above: over halfway thru a big drive to re-base the armies
With lots of progress on my rules, and having played with single-bases for some time it is time to finish re-basing many of the figures. It took a while to work out the game mechanics for a single, solid base but I'm certain it will work. There's no doubt for me that 25mm is my "army scale" for larger boards and venues [I'll keep my 15mm Greeks and Romans/Gauls for small table games], and no doubt that the single large base is sturdier, safer, and easier to handle.
Below you can see how I shape the wood fill up into and against the corrugated cardboard on which the figs sit. You can also see how raised and solid the base itself is. As this is a continuation of previous posts HERE, in these posts, I won't repeat all the reasoning behind and creation of these big bases.

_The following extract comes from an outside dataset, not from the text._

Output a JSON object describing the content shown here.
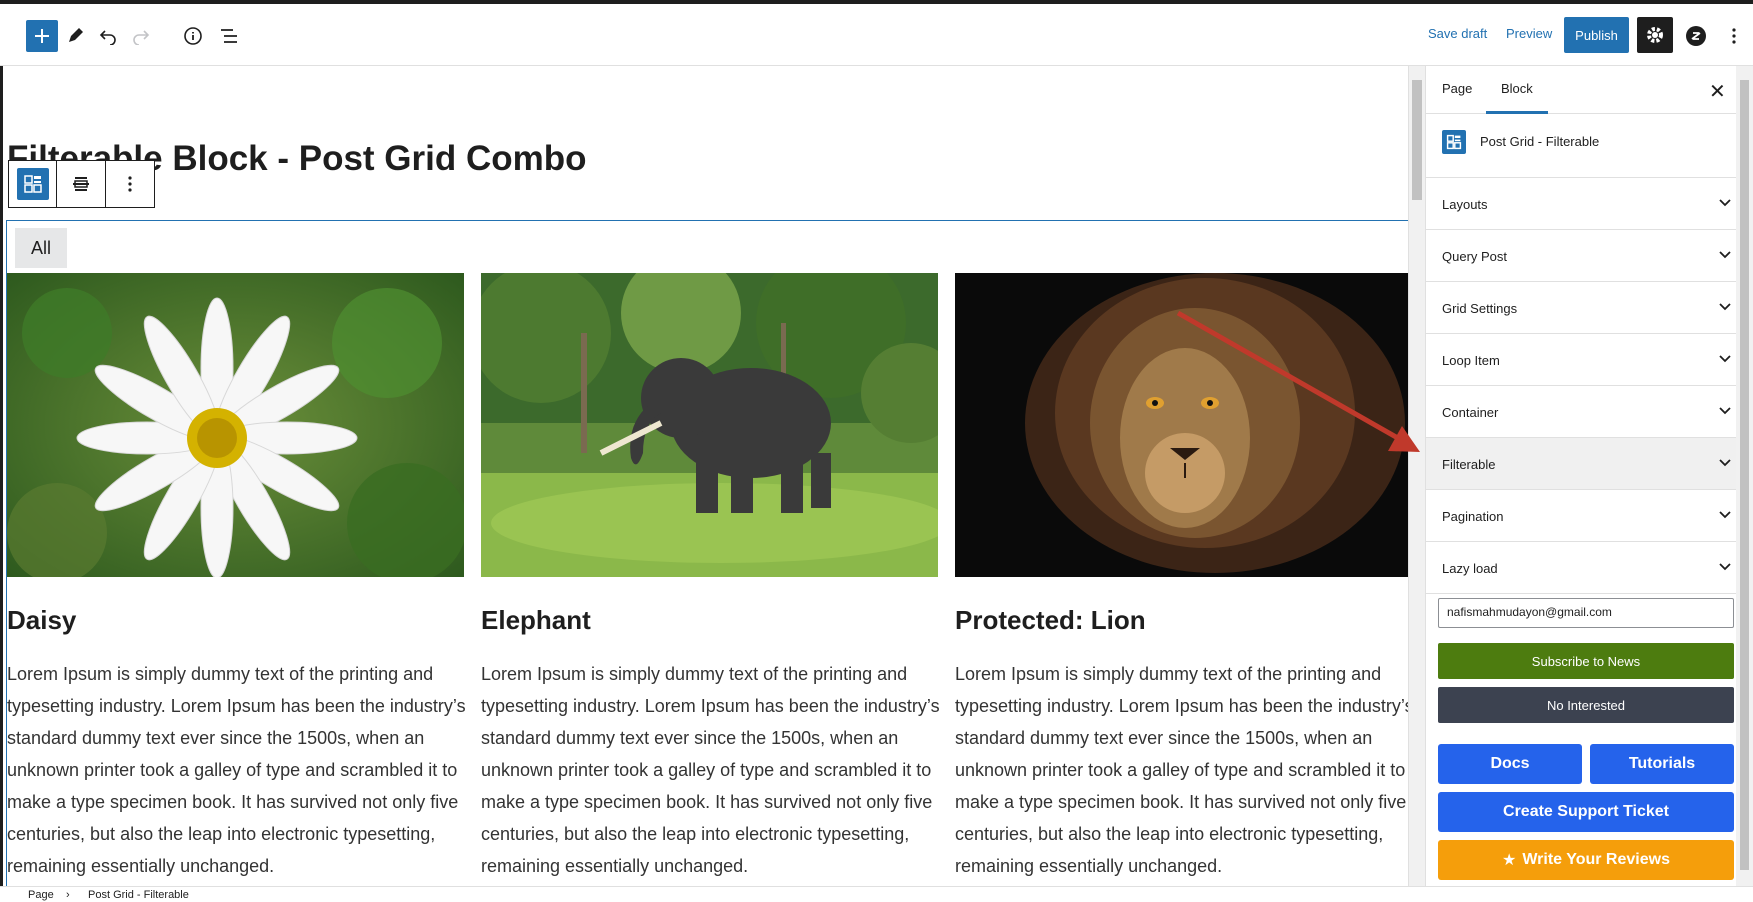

It is important, I think, to work the 'fill in against the holes of the cardboard, so the weaker edges are braced.
Again, the fill is being pushed into the gaps - sometimes I removed a figure or two to easily access the other figs. Do NOT use superglue to put figs on bases! If you use Elmer's, you will be able to remove and adjust them pretty easily. Note the gap behind the higher figs that will be filled up. There's some height to this hill, but it seems like it'll work out.

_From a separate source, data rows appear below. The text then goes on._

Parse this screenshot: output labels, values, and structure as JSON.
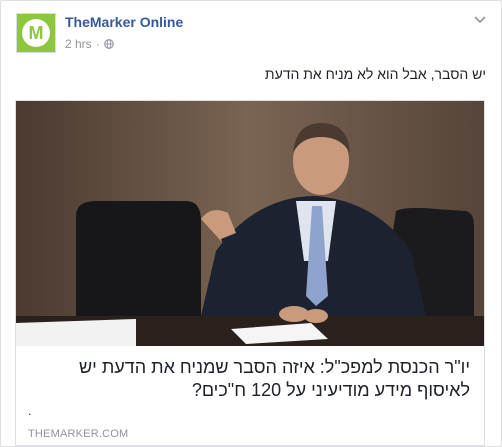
{
  "post": {
    "page_name": "TheMarker Online",
    "avatar_letter": "M",
    "timestamp": "2 hrs",
    "separator": "·",
    "privacy_icon": "globe-icon",
    "menu_icon": "chevron-down-icon",
    "text": "יש הסבר, אבל הוא לא מניח את הדעת"
  },
  "link": {
    "headline": "יו\"ר הכנסת למפכ\"ל: איזה הסבר שמניח את הדעת יש לאיסוף מידע מודיעיני על 120 ח\"כים?",
    "description": ".",
    "domain": "THEMARKER.COM"
  },
  "colors": {
    "brand_green": "#8dc63f",
    "link_blue": "#365899",
    "meta_gray": "#90949c"
  }
}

Here are three figs that were removed to access the others easily. I'll get the 'fill in there and then re-glue them when the base is mostly done. Then they will dry with all the rest.
I occasionally had to add water [or leave exposed] the wood fill itself so I could get it wet and thin enough to use easily, but not too drippy. This is more of a "process as you go along" than a "one and done" sort of thing. Just add water whenever it is getting a bit stiff and then stir with an old brush handle, and you'll be fine.

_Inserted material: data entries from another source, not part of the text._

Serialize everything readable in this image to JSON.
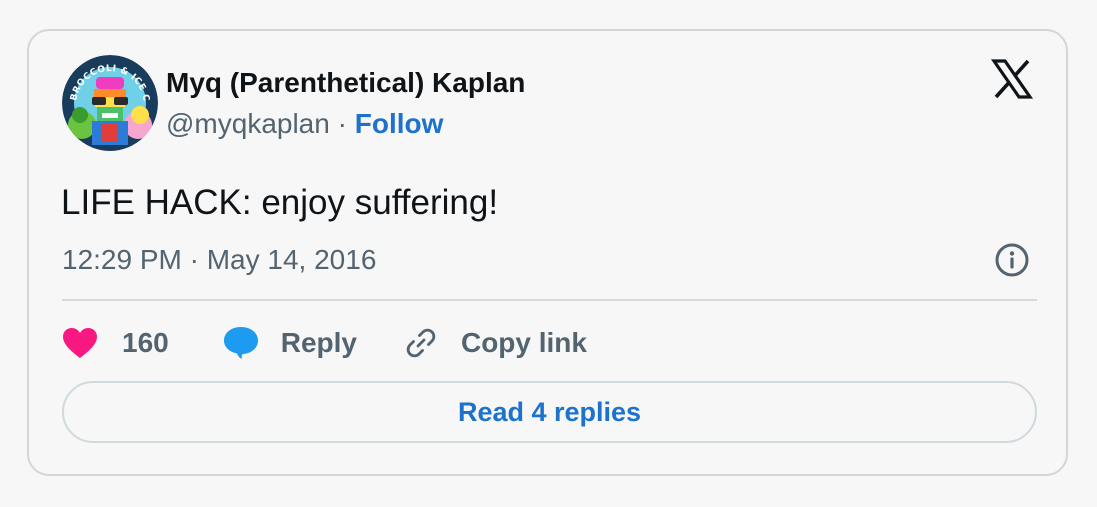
{
  "tweet": {
    "author": {
      "display_name": "Myq (Parenthetical) Kaplan",
      "handle": "@myqkaplan",
      "separator": " · ",
      "follow_label": "Follow",
      "avatar_text": "BROCCOLI & ICE CREAM"
    },
    "text": "LIFE HACK: enjoy suffering!",
    "timestamp": "12:29 PM · May 14, 2016",
    "actions": {
      "like_count": "160",
      "reply_label": "Reply",
      "copy_link_label": "Copy link"
    },
    "read_replies_label": "Read 4 replies"
  },
  "colors": {
    "link": "#1d72cc",
    "text_primary": "#0f1419",
    "text_secondary": "#536471",
    "like": "#f91880",
    "reply": "#1d9bf0",
    "border": "#d2d6da"
  },
  "icons": {
    "brand": "x-logo-icon",
    "info": "info-icon",
    "like": "heart-icon",
    "reply": "speech-bubble-icon",
    "copy": "link-icon"
  }
}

Below, I am over the hump, and for a change of pace I'm testing the positioning of the Byzantine Scutatoi, testing how they fit together and look "natural". This takes a few minutes, but is one of my favorite parts of basing little dioramas.
Below. you can see how the back rank of Scutatoi are lining up. The guy on the right is providing a little drama by reacting to a threat. Once these fellows are mostly dry, about 45 minutes, I do most of the wood fill and am ready for the front rank, posed above them.
And here you see the result. The officer and rankers are in the front, and there's a nice feel of a solid infantry "block" yet they have some character and a touch of drama. One can feel they are holding a small rise in the face of the enemy, relying on shields and cohesion.
The forces massed, and organized for battle. Each row has six units, representing my thoughts on forces that should match up well for a "fair fight" and intro to the rules. I will use some cheap crayola brown paint to wash the bases as there's no time to flock them.
Below, the tools I used: Elmers Glue, Elmers Pro-bond Wood fill, old brushes [two about a 1/4" / 1cm, two smaller, one fine, the latter ones to work the 'fill in between the stands], all for basing. To remove figs from the old stands; the heavy [sharp] wood chisel, X-acto blade, wire snips, and some super-glue to make repairs for bits that came loose in the process.
It's been a bit of a saga itself, but I'm very happy with where the rules, the rule mechanics, and the craft work of basing are all coming together. I'll have a game that is mechanically easy to pick up, filled with subtle tactics and tactical choices, and the Units themselves will also quicken the game by being easy to handle. Plus, they will look great and be safer to handle and more resilient against scraping and breakage. Game on!
The next post will be about flocking - I want to learn some skills, including working with some rocks and fake water, so give each army a distinct basing scheme related to the terrain of their home country.